Every entry that follows should be repeated exactly; drop the images.

(Web page and app entries)

************

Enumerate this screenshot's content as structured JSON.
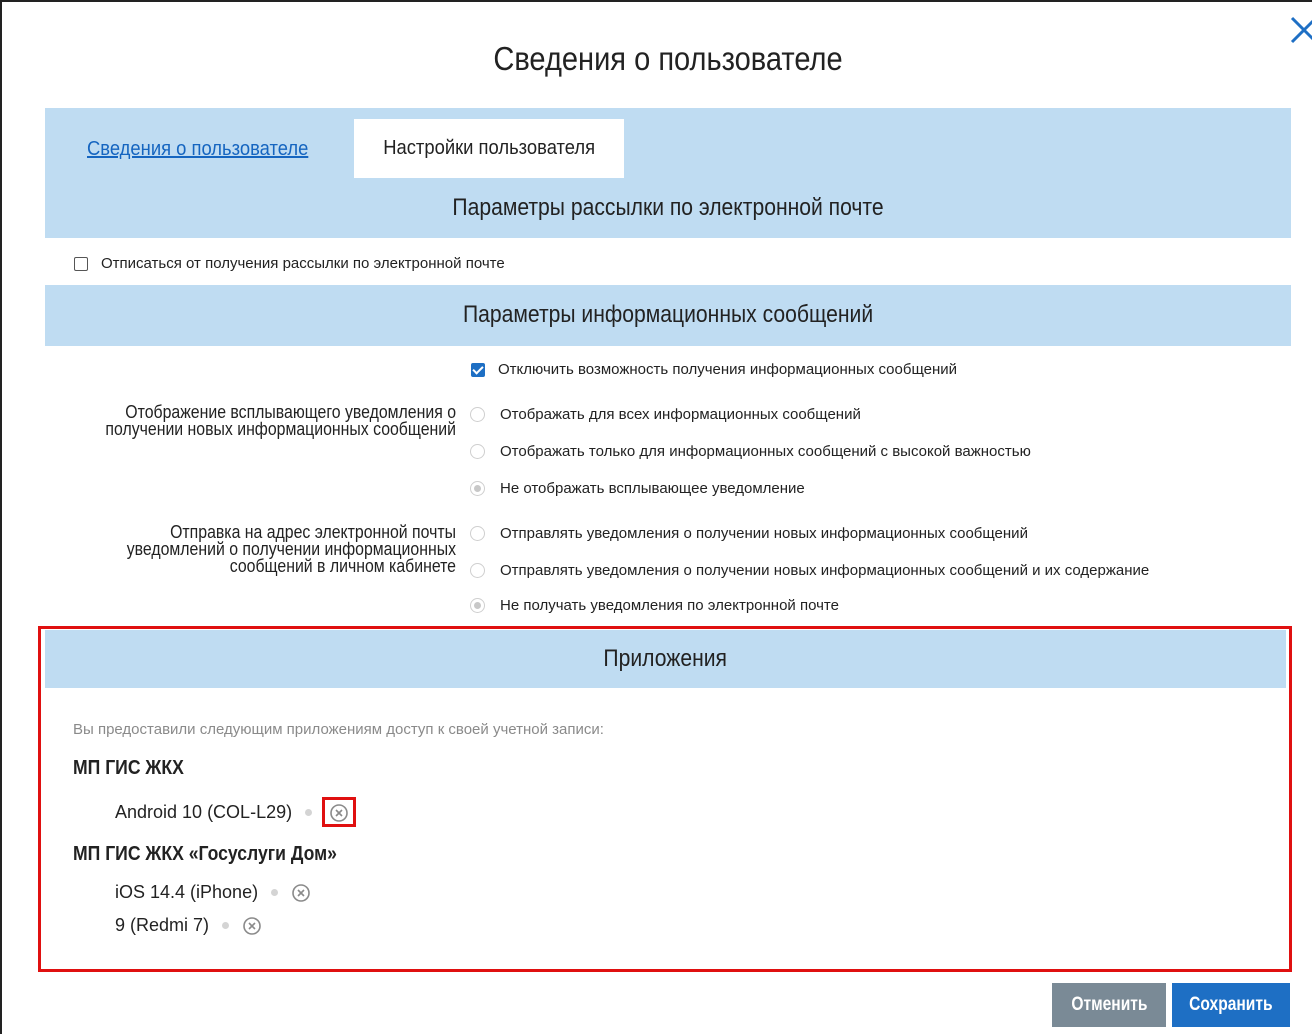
{
  "modal": {
    "title": "Сведения о пользователе"
  },
  "tabs": [
    {
      "label": "Сведения о пользователе",
      "active": false
    },
    {
      "label": "Настройки пользователя",
      "active": true
    }
  ],
  "email_section": {
    "title": "Параметры рассылки по электронной почте",
    "unsubscribe_label": "Отписаться от получения рассылки по электронной почте",
    "unsubscribe_checked": false
  },
  "info_section": {
    "title": "Параметры информационных сообщений",
    "disable_label": "Отключить возможность получения информационных сообщений",
    "disable_checked": true,
    "popup_group": {
      "label": "Отображение всплывающего уведомления о получении новых информационных сообщений",
      "options": [
        {
          "label": "Отображать для всех информационных сообщений",
          "selected": false
        },
        {
          "label": "Отображать только для информационных сообщений с высокой важностью",
          "selected": false
        },
        {
          "label": "Не отображать всплывающее уведомление",
          "selected": true
        }
      ]
    },
    "email_group": {
      "label": "Отправка на адрес электронной почты уведомлений о получении информационных сообщений в личном кабинете",
      "options": [
        {
          "label": "Отправлять уведомления о получении новых информационных сообщений",
          "selected": false
        },
        {
          "label": "Отправлять уведомления о получении новых информационных сообщений и их содержание",
          "selected": false
        },
        {
          "label": "Не получать уведомления по электронной почте",
          "selected": true
        }
      ]
    }
  },
  "apps_section": {
    "title": "Приложения",
    "note": "Вы предоставили следующим приложениям доступ к своей учетной записи:",
    "apps": [
      {
        "name": "МП ГИС ЖКХ",
        "devices": [
          "Android 10 (COL-L29)"
        ]
      },
      {
        "name": "МП ГИС ЖКХ «Госуслуги Дом»",
        "devices": [
          "iOS 14.4 (iPhone)",
          "9 (Redmi 7)"
        ]
      }
    ]
  },
  "buttons": {
    "cancel": "Отменить",
    "save": "Сохранить"
  },
  "colors": {
    "header_bg": "#bfdcf2",
    "primary": "#1e6fc4",
    "secondary": "#7a8a96",
    "highlight": "#e01010"
  }
}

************

#### ANSWER BOX:
Enumerate this screenshot's content as structured JSON.
{
  "modal": {
    "title": "Сведения о пользователе"
  },
  "tabs": [
    {
      "label": "Сведения о пользователе",
      "active": false
    },
    {
      "label": "Настройки пользователя",
      "active": true
    }
  ],
  "email_section": {
    "title": "Параметры рассылки по электронной почте",
    "unsubscribe_label": "Отписаться от получения рассылки по электронной почте",
    "unsubscribe_checked": false
  },
  "info_section": {
    "title": "Параметры информационных сообщений",
    "disable_label": "Отключить возможность получения информационных сообщений",
    "disable_checked": true,
    "popup_group": {
      "label": "Отображение всплывающего уведомления о получении новых информационных сообщений",
      "options": [
        {
          "label": "Отображать для всех информационных сообщений",
          "selected": false
        },
        {
          "label": "Отображать только для информационных сообщений с высокой важностью",
          "selected": false
        },
        {
          "label": "Не отображать всплывающее уведомление",
          "selected": true
        }
      ]
    },
    "email_group": {
      "label": "Отправка на адрес электронной почты уведомлений о получении информационных сообщений в личном кабинете",
      "options": [
        {
          "label": "Отправлять уведомления о получении новых информационных сообщений",
          "selected": false
        },
        {
          "label": "Отправлять уведомления о получении новых информационных сообщений и их содержание",
          "selected": false
        },
        {
          "label": "Не получать уведомления по электронной почте",
          "selected": true
        }
      ]
    }
  },
  "apps_section": {
    "title": "Приложения",
    "note": "Вы предоставили следующим приложениям доступ к своей учетной записи:",
    "apps": [
      {
        "name": "МП ГИС ЖКХ",
        "devices": [
          "Android 10 (COL-L29)"
        ]
      },
      {
        "name": "МП ГИС ЖКХ «Госуслуги Дом»",
        "devices": [
          "iOS 14.4 (iPhone)",
          "9 (Redmi 7)"
        ]
      }
    ]
  },
  "buttons": {
    "cancel": "Отменить",
    "save": "Сохранить"
  },
  "colors": {
    "header_bg": "#bfdcf2",
    "primary": "#1e6fc4",
    "secondary": "#7a8a96",
    "highlight": "#e01010"
  }
}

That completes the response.